But as I say, I’m recovering from impostor syndrome and that station doesn’t break through very often.
A lot of women talk about having impostor syndrome, a term originally called impostor phenomenon, which according to the two who coined the phrase, psychologists Pauline Clance and Suzanne Imes, never intended for it to be a phrase reserved for women. They’re actual psychologists with a degree that I don’t have, so who am I to say whether it’s a woman thing or not? As a non-psychologist, I’m just recovering from impostor syndrome, or phenomenon, or whatever.
But seriously, women are good at feeling like impostors. When I developed a training program for women called the Leadership Institute for Political and Public Impact, I worked with talented, ambitious, hopeful, generous, smart and articulate women. For five years I led that program and met hundreds of women. Almost all of them said that currently or at one point in their lives, they doubted whether they belonged. As women met the other women in their learning cohort within the leadership institute, they felt extremely humbled and wondered why they were chosen. Everyone looked out and saw talented, ambitious and smart women, yet when they looked at themselves they wondered what they had to offer.
Like a trick mirror, they could see clearly the amazingness of people on the other side but they couldn’t see the same qualities in themselves.
What is it with us women?!
Here’s another secret. Men feel this way too. In another post, I’ll explore some of the ways men deal with impostor syndrome. They might not express it, they might get over it differently but we women, we’re good at talking and sharing, so we dig into it.
There’s a paradox here. Since one of our strengths as women is that we talk and share, impostor syndrome is more often known as a women’s thing.
Psychologists Clance and Imes never asserted that impostor phenomenon was unique to women, but because women are given to sharing and connecting, “women and impostor syndrome” have become linguistically linked like, well, handcuffs.

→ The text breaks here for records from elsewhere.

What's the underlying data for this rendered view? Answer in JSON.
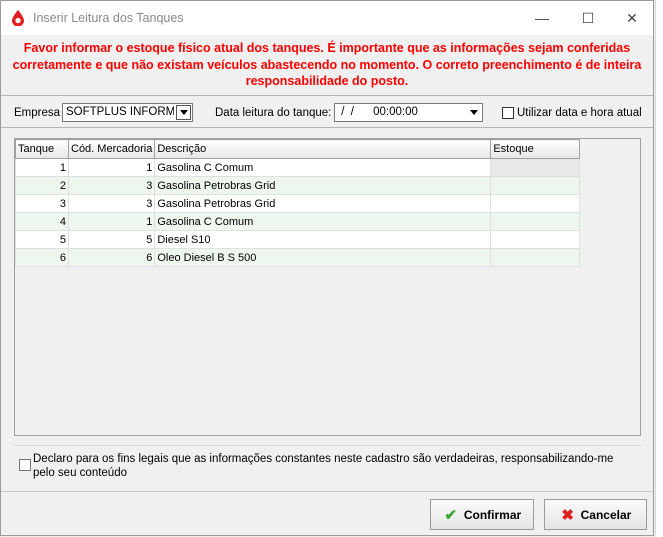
{
  "window": {
    "title": "Inserir Leitura dos Tanques",
    "controls": {
      "minimize": "—",
      "maximize": "☐",
      "close": "✕"
    }
  },
  "warning": "Favor informar o estoque físico atual dos tanques. É importante que as informações sejam conferidas corretamente e que não existam veículos abastecendo no momento. O correto preenchimento é de inteira responsabilidade do posto.",
  "filters": {
    "empresa_label": "Empresa",
    "empresa_value": "SOFTPLUS INFORMÁT",
    "data_label": "Data leitura do tanque:",
    "data_value": " /  /      00:00:00",
    "current_datetime_label": "Utilizar data e hora atual",
    "current_datetime_checked": false
  },
  "grid": {
    "columns": [
      "Tanque",
      "Cód. Mercadoria",
      "Descrição",
      "Estoque"
    ],
    "rows": [
      {
        "tanque": "1",
        "codigo": "1",
        "descricao": "Gasolina C Comum",
        "estoque": ""
      },
      {
        "tanque": "2",
        "codigo": "3",
        "descricao": "Gasolina Petrobras Grid",
        "estoque": ""
      },
      {
        "tanque": "3",
        "codigo": "3",
        "descricao": "Gasolina Petrobras Grid",
        "estoque": ""
      },
      {
        "tanque": "4",
        "codigo": "1",
        "descricao": "Gasolina C Comum",
        "estoque": ""
      },
      {
        "tanque": "5",
        "codigo": "5",
        "descricao": "Diesel S10",
        "estoque": ""
      },
      {
        "tanque": "6",
        "codigo": "6",
        "descricao": "Oleo Diesel B S 500",
        "estoque": ""
      }
    ]
  },
  "declaration": {
    "text": "Declaro para os fins legais que as informações constantes neste cadastro são verdadeiras, responsabilizando-me pelo seu conteúdo",
    "checked": false
  },
  "buttons": {
    "confirm": "Confirmar",
    "cancel": "Cancelar"
  },
  "icons": {
    "app": "drop-icon",
    "confirm": "check-icon",
    "cancel": "x-icon"
  },
  "colors": {
    "warning": "#ff0000",
    "row_alt": "#eef7ee",
    "confirm_icon": "#3aa63a",
    "cancel_icon": "#e02020",
    "app_icon": "#e02020"
  }
}
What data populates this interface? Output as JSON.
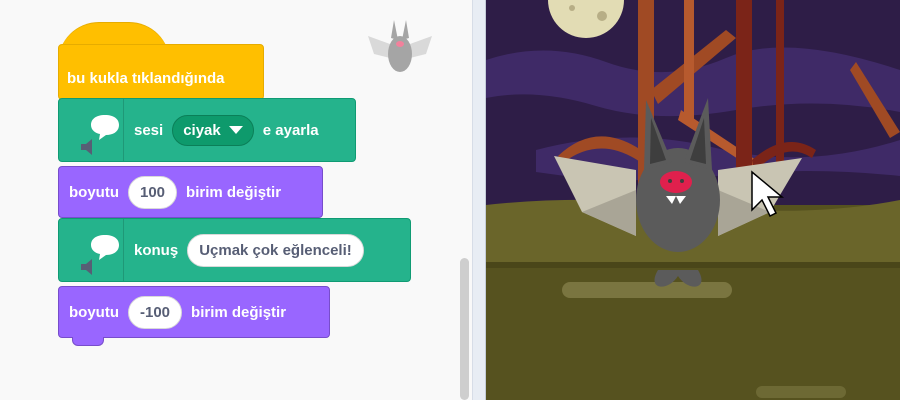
{
  "code_area": {
    "hat_block": {
      "label": "bu kukla tıklandığında"
    },
    "sound_block": {
      "prefix": "sesi",
      "dropdown_value": "ciyak",
      "suffix": "e ayarla"
    },
    "size_block_1": {
      "prefix": "boyutu",
      "value": "100",
      "suffix": "birim değiştir"
    },
    "say_block": {
      "prefix": "konuş",
      "value": "Uçmak çok eğlenceli!"
    },
    "size_block_2": {
      "prefix": "boyutu",
      "value": "-100",
      "suffix": "birim değiştir"
    }
  },
  "colors": {
    "events": "#ffbf00",
    "extension": "#25b38c",
    "looks": "#9966ff",
    "stage_sky": "#2e1d47"
  },
  "icons": [
    "speech-bubble-icon",
    "speaker-icon",
    "dropdown-caret-icon",
    "mouse-cursor-icon"
  ]
}
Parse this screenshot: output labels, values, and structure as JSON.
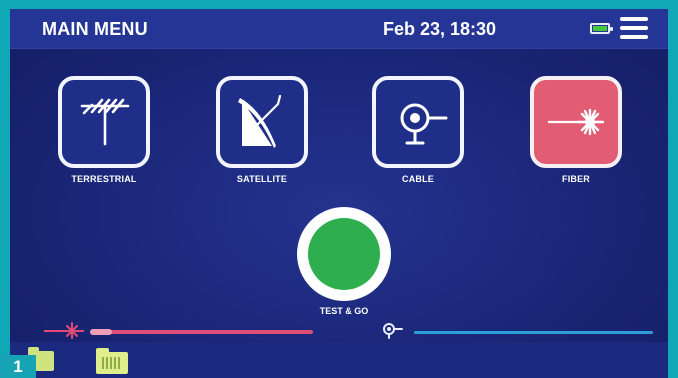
{
  "header": {
    "title": "MAIN MENU",
    "datetime": "Feb 23, 18:30",
    "battery_icon": "battery-icon",
    "menu_icon": "hamburger-menu-icon"
  },
  "tiles": [
    {
      "label": "TERRESTRIAL",
      "icon": "antenna-icon"
    },
    {
      "label": "SATELLITE",
      "icon": "satellite-dish-icon"
    },
    {
      "label": "CABLE",
      "icon": "coax-cable-icon"
    },
    {
      "label": "FIBER",
      "icon": "laser-icon"
    }
  ],
  "test_go": {
    "label": "TEST & GO"
  },
  "signals": {
    "fiber_icon": "laser-icon",
    "cable_icon": "coax-cable-icon"
  },
  "taskbar": {
    "folder_icon": "folder-icon",
    "folder_grid_icon": "folder-grid-icon"
  },
  "badge": "1",
  "colors": {
    "accent": "#10a7b6",
    "screen_bg": "#1a2677",
    "fiber_tile": "#e25c73",
    "test_go": "#2fae4f",
    "fiber_bar": "#de4e78",
    "cable_bar": "#2f9ed8",
    "battery": "#45c93b"
  }
}
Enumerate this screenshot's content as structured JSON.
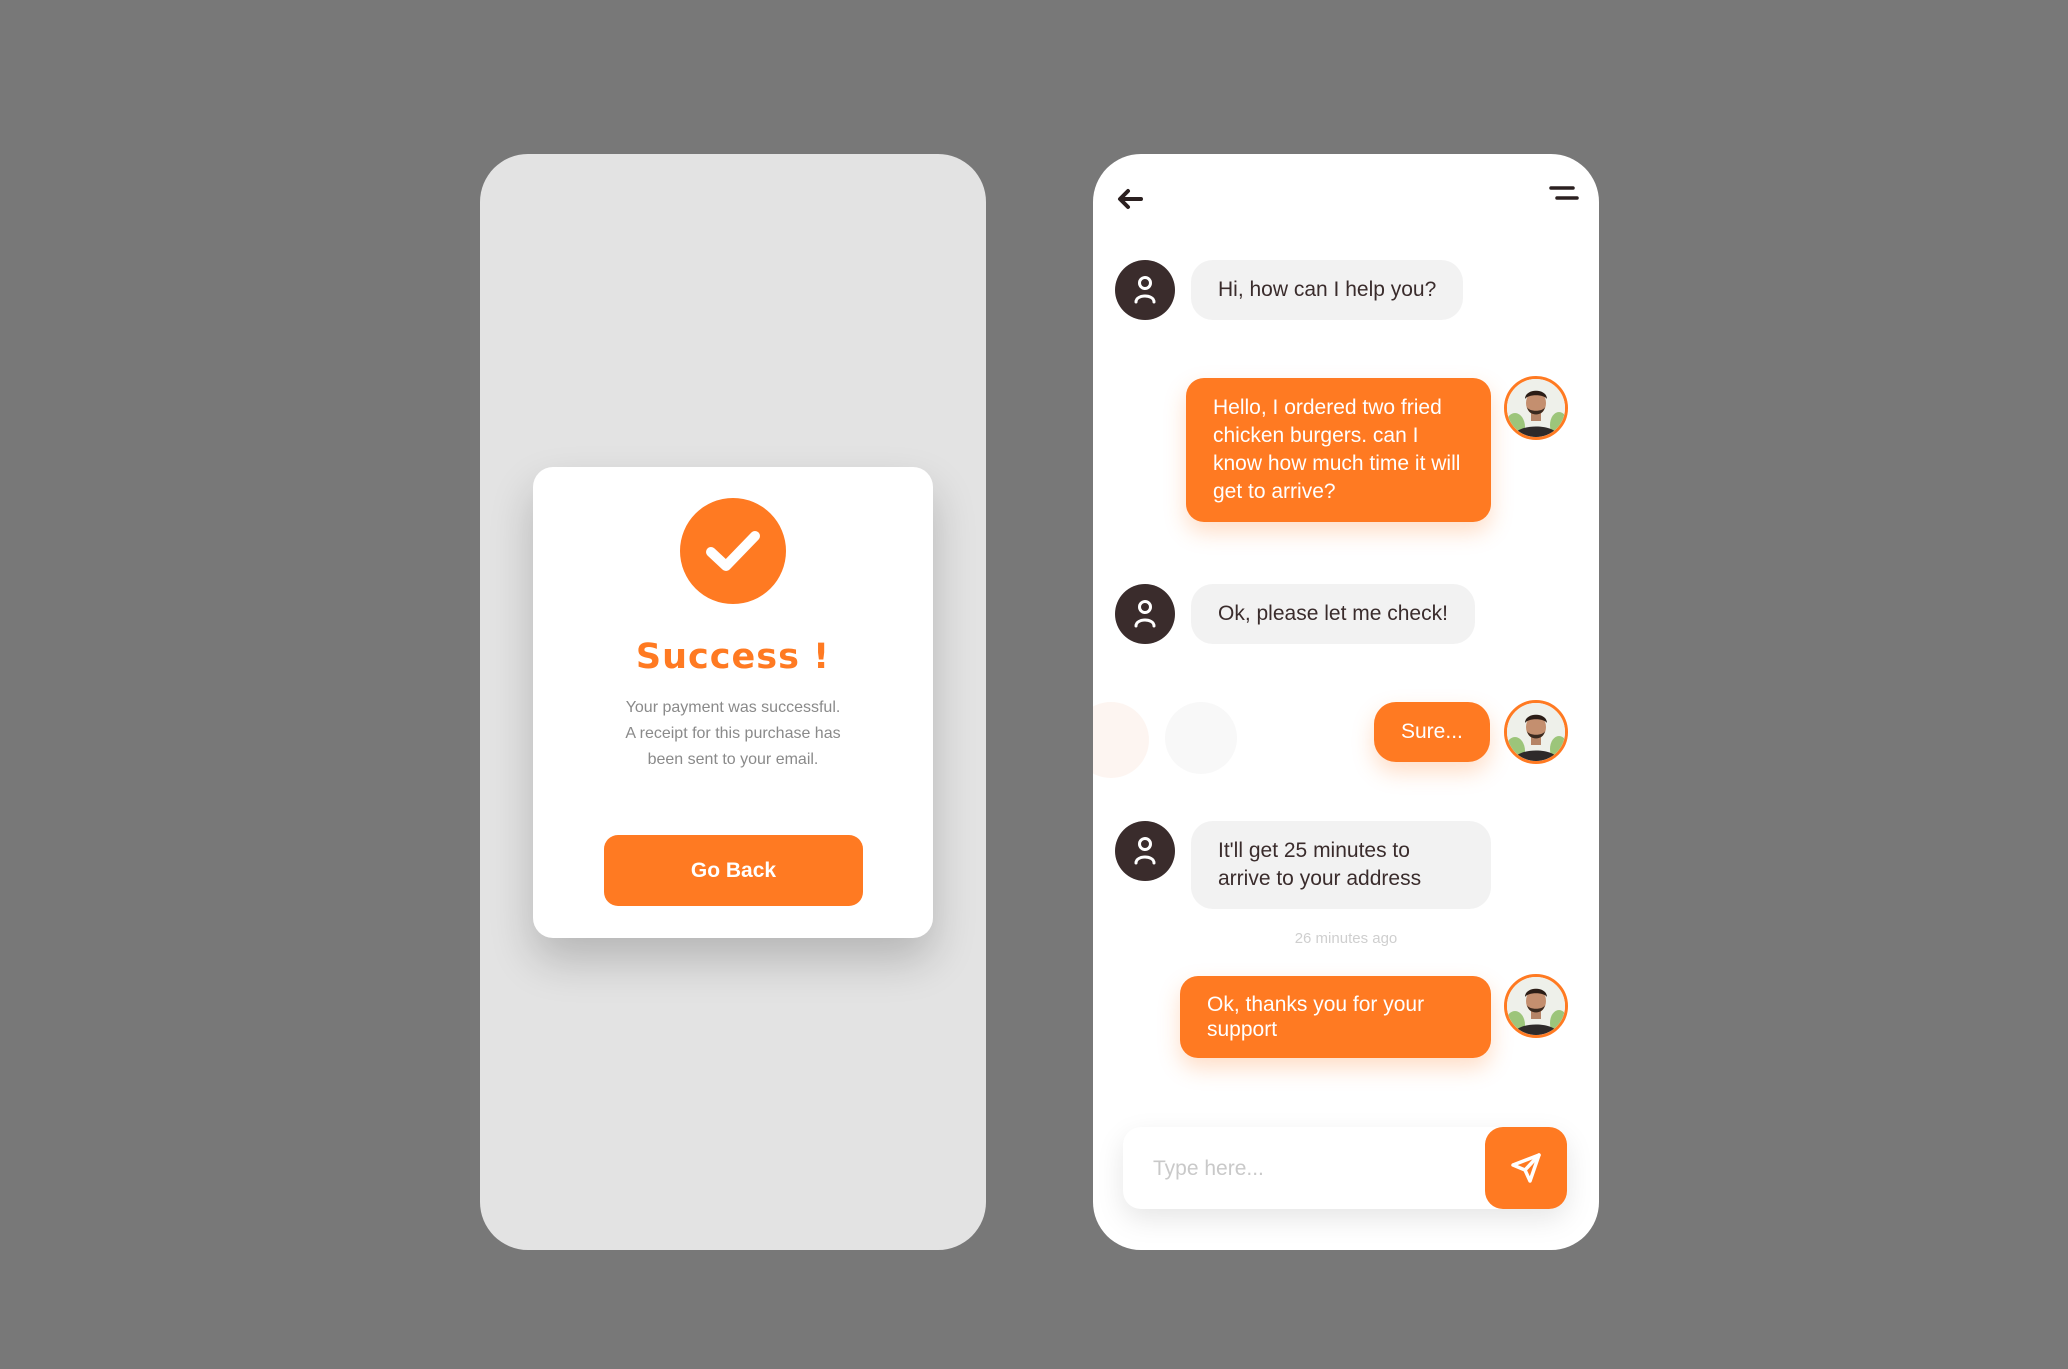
{
  "colors": {
    "background": "#787878",
    "accent": "#ff7a22",
    "agent_avatar": "#3a2c2c",
    "incoming_bubble": "#f2f2f2"
  },
  "success_screen": {
    "icon": "checkmark-icon",
    "title": "Success !",
    "message_lines": [
      "Your payment was successful.",
      "A receipt for this purchase has",
      "been sent to your email."
    ],
    "button_label": "Go Back"
  },
  "chat_screen": {
    "header": {
      "back_icon": "back-arrow-icon",
      "menu_icon": "menu-icon"
    },
    "messages": [
      {
        "from": "agent",
        "text": "Hi, how can I help you?"
      },
      {
        "from": "user",
        "text": "Hello, I ordered two fried chicken burgers. can I know how much time it will get to arrive?"
      },
      {
        "from": "agent",
        "text": "Ok, please let me check!"
      },
      {
        "from": "user",
        "text": "Sure..."
      },
      {
        "from": "agent",
        "text": "It'll get 25 minutes to arrive to your address"
      },
      {
        "from": "user",
        "text": "Ok, thanks you for your support"
      }
    ],
    "timestamp": "26 minutes ago",
    "input": {
      "placeholder": "Type here...",
      "value": ""
    },
    "send_icon": "send-icon"
  }
}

The Glass Almost Full news is that because one of our strengths is expressive communication, we have the very skills to get over it. The more we talk about it and bring it into the open, the more we deal with feelings of self-doubt, and move on. Research shows that 70% percent of all people and two out of five highly accomplished people experience the impostor phenomenon. That’s a lot of people! There are a lot of us out there and we better get started working it out together!
We all get by with a little faking it. We all act the part until our confidence catches up to our competence.
As a recovering impostor syndrome sufferer, I have two goals.
One is to show you how to crank the volume on your “go for it” voice and take the leap toward what you want to be.
My other goal is to show you how to take others with you, to lead for the greater good. By learning both, you’ll be better off and we’ll be better off for your gutsiness.